Nathan Birnbaum

Lawrence Bush
April 1, 2018

Nathan Birnbaum, who coined the term “Zionism” and was the chief organizer of the historic 1908 Czernowitz Conference for the Yiddish Language, died on this date in 1937. A decade before Theodor Herzl launched the Zionist movement, Birnbaum founded Kadimah (“Forward”), the first Jewish nationalist student association in Vienna, and established Selbstemanzipation! (“Self-Emancipation!”), a journal that advocated the development of a Jewish liberation movement in Palestine. At the First Zionist Congress in 1897, Birnbaum was elected secretary-general of the Zionist Organization, but left it shortly after, unhappy over the organization’s negative views of the Diaspora and himself increasingly committed to cultural, rather than political, Zionism. Once a staunch atheist, Birnbaum became an Orthodox Jew in 1916 after a conversionary experience and soon became general secretary of Agudas Yisroel.

“Something of great moment [had to be] accomplished on behalf of Yiddish, a kind of public proclamation of its linguistic legitimacy and of its linguistic rights.” —Nathan Birnbaum on the Czernowitz Conference

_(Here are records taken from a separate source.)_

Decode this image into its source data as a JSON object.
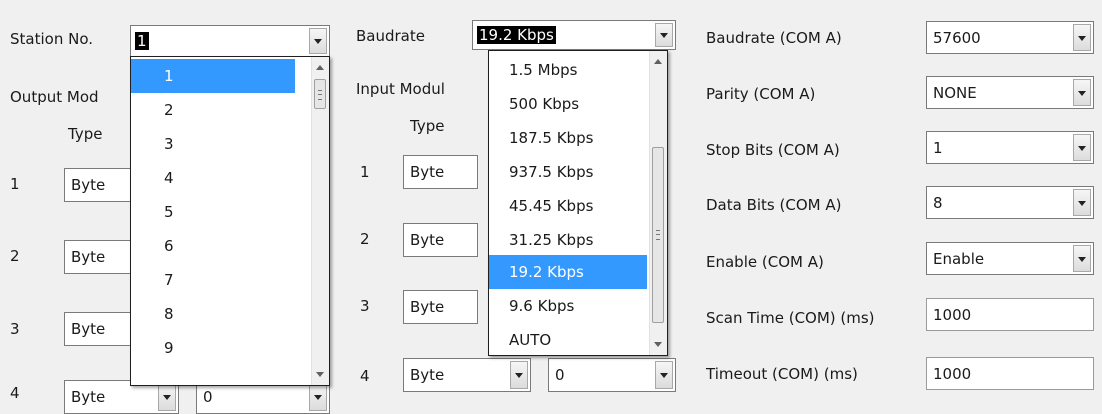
{
  "left": {
    "station_label": "Station No.",
    "station_value": "1",
    "output_label": "Output Mod",
    "type_label": "Type",
    "rows": [
      {
        "num": "1",
        "type": "Byte"
      },
      {
        "num": "2",
        "type": "Byte"
      },
      {
        "num": "3",
        "type": "Byte"
      },
      {
        "num": "4",
        "type": "Byte",
        "value": "0"
      }
    ],
    "dropdown_items": [
      "1",
      "2",
      "3",
      "4",
      "5",
      "6",
      "7",
      "8",
      "9"
    ],
    "dropdown_selected": "1"
  },
  "middle": {
    "baudrate_label": "Baudrate",
    "baudrate_value": "19.2 Kbps",
    "input_label": "Input Modul",
    "type_label": "Type",
    "rows": [
      {
        "num": "1",
        "type": "Byte"
      },
      {
        "num": "2",
        "type": "Byte"
      },
      {
        "num": "3",
        "type": "Byte"
      },
      {
        "num": "4",
        "type": "Byte",
        "value": "0"
      }
    ],
    "dropdown_items": [
      "1.5 Mbps",
      "500 Kbps",
      "187.5 Kbps",
      "937.5 Kbps",
      "45.45 Kbps",
      "31.25 Kbps",
      "19.2 Kbps",
      "9.6 Kbps",
      "AUTO"
    ],
    "dropdown_selected": "19.2 Kbps"
  },
  "right": {
    "fields": [
      {
        "label": "Baudrate (COM A)",
        "value": "57600",
        "kind": "combo"
      },
      {
        "label": "Parity (COM A)",
        "value": "NONE",
        "kind": "combo"
      },
      {
        "label": "Stop Bits (COM A)",
        "value": "1",
        "kind": "combo"
      },
      {
        "label": "Data Bits (COM A)",
        "value": "8",
        "kind": "combo"
      },
      {
        "label": "Enable (COM A)",
        "value": "Enable",
        "kind": "combo"
      },
      {
        "label": "Scan Time (COM) (ms)",
        "value": "1000",
        "kind": "text"
      },
      {
        "label": "Timeout (COM) (ms)",
        "value": "1000",
        "kind": "text"
      }
    ]
  },
  "icons": {
    "dropdown_arrow": "chevron-down-icon",
    "scroll_up": "scroll-up-icon",
    "scroll_down": "scroll-down-icon",
    "scroll_grip": "scroll-grip-icon"
  },
  "colors": {
    "background": "#f0f0f0",
    "selection": "#3399ff",
    "selected_text_bg": "#000000"
  }
}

​​​​Lawrence Bush edited Jewish Currents from 2003 until 2018. He is the author of Bessie: A Novel of Love and Revolution and Waiting for God: The Spiritual Explorations of a Reluctant Atheist, among other books. His new volume of illustrated Torah commentaries, American Torah Toons 2, is scheduled for publication this year.